◆ Aim of the exercise
Below are the records; copy each line in which "check" can be found.

##############################

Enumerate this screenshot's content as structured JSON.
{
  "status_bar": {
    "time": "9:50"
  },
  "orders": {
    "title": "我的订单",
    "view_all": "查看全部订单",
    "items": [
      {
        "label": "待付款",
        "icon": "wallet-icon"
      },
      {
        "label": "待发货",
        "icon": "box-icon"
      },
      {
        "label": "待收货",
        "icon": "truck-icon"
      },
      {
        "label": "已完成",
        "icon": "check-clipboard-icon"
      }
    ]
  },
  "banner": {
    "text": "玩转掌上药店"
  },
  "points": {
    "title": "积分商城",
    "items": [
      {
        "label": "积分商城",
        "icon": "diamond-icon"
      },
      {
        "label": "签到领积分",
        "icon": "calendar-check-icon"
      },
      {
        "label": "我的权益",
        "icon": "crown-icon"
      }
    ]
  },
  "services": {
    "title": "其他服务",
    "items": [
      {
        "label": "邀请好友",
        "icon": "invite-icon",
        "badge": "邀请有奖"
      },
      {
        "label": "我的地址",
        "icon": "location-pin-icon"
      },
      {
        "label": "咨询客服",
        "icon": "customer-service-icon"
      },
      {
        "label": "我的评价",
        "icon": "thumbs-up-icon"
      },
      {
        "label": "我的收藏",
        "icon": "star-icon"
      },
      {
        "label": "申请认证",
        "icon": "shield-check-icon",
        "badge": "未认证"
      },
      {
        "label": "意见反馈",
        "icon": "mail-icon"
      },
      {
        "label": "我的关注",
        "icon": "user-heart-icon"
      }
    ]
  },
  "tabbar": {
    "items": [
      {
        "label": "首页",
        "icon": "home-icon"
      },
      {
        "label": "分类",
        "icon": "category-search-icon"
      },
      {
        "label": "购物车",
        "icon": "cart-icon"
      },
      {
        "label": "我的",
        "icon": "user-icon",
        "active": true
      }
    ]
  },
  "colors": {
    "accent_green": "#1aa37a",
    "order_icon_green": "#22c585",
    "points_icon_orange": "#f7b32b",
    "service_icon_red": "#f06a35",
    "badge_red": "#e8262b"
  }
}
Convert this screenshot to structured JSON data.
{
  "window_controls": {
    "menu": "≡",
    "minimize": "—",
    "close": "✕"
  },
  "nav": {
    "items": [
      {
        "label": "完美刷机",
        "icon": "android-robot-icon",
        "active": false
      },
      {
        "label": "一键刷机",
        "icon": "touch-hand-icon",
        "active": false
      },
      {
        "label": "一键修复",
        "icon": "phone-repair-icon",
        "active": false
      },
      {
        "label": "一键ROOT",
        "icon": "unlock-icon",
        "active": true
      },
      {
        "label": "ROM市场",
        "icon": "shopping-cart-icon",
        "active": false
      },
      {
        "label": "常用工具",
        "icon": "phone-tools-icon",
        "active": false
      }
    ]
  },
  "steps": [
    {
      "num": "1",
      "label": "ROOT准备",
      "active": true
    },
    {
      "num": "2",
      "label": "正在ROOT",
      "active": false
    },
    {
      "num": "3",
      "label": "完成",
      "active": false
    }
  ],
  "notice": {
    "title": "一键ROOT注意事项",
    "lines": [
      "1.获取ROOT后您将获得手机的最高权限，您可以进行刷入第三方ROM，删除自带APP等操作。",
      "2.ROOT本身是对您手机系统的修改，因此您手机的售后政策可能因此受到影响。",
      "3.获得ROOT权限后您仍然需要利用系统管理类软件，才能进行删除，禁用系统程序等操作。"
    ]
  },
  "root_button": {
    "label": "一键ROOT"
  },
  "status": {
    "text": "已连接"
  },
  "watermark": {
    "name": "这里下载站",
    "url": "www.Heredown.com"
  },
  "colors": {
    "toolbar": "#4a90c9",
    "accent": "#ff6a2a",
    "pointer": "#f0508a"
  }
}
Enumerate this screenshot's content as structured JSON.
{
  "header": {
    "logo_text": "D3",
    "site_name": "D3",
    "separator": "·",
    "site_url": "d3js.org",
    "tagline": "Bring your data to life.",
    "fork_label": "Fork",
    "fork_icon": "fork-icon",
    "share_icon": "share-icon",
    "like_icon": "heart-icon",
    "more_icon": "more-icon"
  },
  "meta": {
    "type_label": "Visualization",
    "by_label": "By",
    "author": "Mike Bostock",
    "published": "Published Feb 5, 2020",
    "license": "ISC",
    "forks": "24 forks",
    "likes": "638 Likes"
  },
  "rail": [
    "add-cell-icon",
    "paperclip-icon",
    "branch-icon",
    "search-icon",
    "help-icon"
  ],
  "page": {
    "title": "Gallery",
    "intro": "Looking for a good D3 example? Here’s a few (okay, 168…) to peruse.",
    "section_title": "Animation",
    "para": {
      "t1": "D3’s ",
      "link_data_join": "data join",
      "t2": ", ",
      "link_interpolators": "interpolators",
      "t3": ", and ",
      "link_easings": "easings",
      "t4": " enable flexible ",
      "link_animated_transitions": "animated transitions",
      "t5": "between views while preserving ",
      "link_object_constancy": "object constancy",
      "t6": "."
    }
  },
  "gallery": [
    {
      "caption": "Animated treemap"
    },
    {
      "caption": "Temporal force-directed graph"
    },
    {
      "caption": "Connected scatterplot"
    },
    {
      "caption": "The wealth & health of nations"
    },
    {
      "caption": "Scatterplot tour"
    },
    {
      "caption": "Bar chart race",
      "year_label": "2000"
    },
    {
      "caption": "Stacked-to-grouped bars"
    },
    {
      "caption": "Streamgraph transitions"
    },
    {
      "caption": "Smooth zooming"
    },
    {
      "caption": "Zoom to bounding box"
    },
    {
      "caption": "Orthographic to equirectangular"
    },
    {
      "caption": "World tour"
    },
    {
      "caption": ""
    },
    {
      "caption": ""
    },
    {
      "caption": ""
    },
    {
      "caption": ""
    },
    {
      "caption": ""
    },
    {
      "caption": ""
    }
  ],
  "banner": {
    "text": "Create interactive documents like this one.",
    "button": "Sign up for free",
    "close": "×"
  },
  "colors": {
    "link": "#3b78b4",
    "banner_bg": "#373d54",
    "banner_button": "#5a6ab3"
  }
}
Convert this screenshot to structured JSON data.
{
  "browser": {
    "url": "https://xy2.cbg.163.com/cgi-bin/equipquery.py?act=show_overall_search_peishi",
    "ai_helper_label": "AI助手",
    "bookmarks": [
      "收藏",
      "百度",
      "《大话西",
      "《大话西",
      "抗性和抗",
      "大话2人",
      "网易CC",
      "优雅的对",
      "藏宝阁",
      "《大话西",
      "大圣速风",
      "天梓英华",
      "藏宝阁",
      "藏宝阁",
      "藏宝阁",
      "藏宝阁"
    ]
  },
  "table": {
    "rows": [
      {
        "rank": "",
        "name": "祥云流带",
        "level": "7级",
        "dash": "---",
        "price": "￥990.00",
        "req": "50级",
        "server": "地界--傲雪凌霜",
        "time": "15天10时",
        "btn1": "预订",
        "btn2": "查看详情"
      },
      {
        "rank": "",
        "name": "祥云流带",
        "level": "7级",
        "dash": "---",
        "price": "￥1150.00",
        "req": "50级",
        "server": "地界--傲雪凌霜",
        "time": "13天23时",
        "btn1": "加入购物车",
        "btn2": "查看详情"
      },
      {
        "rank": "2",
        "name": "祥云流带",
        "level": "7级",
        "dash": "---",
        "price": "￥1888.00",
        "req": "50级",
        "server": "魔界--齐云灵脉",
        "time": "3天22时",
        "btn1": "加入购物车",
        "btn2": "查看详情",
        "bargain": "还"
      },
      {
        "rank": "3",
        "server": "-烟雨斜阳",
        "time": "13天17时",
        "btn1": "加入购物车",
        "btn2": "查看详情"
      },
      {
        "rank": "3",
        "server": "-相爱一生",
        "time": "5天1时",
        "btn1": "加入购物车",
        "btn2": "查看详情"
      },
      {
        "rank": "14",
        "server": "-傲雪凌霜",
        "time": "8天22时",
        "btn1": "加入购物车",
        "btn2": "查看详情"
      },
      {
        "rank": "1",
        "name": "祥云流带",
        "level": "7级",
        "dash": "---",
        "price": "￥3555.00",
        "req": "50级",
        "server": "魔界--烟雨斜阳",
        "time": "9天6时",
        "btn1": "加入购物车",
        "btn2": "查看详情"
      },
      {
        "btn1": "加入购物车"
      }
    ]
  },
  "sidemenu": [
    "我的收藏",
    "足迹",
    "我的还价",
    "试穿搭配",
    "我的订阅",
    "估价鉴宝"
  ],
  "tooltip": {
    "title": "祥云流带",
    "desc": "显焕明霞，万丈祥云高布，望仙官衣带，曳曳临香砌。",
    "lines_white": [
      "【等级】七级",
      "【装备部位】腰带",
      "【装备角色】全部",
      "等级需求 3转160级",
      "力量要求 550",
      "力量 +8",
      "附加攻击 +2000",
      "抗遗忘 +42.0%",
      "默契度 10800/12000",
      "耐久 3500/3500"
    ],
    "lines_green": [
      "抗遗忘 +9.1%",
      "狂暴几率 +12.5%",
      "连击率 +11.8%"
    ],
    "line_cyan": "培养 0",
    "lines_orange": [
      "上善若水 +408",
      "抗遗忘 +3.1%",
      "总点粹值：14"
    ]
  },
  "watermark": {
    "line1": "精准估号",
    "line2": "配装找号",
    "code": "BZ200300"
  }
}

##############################

◆ Response area
        "icon": "check-clipboard-icon"
        "icon": "calendar-check-icon"
        "icon": "shield-check-icon",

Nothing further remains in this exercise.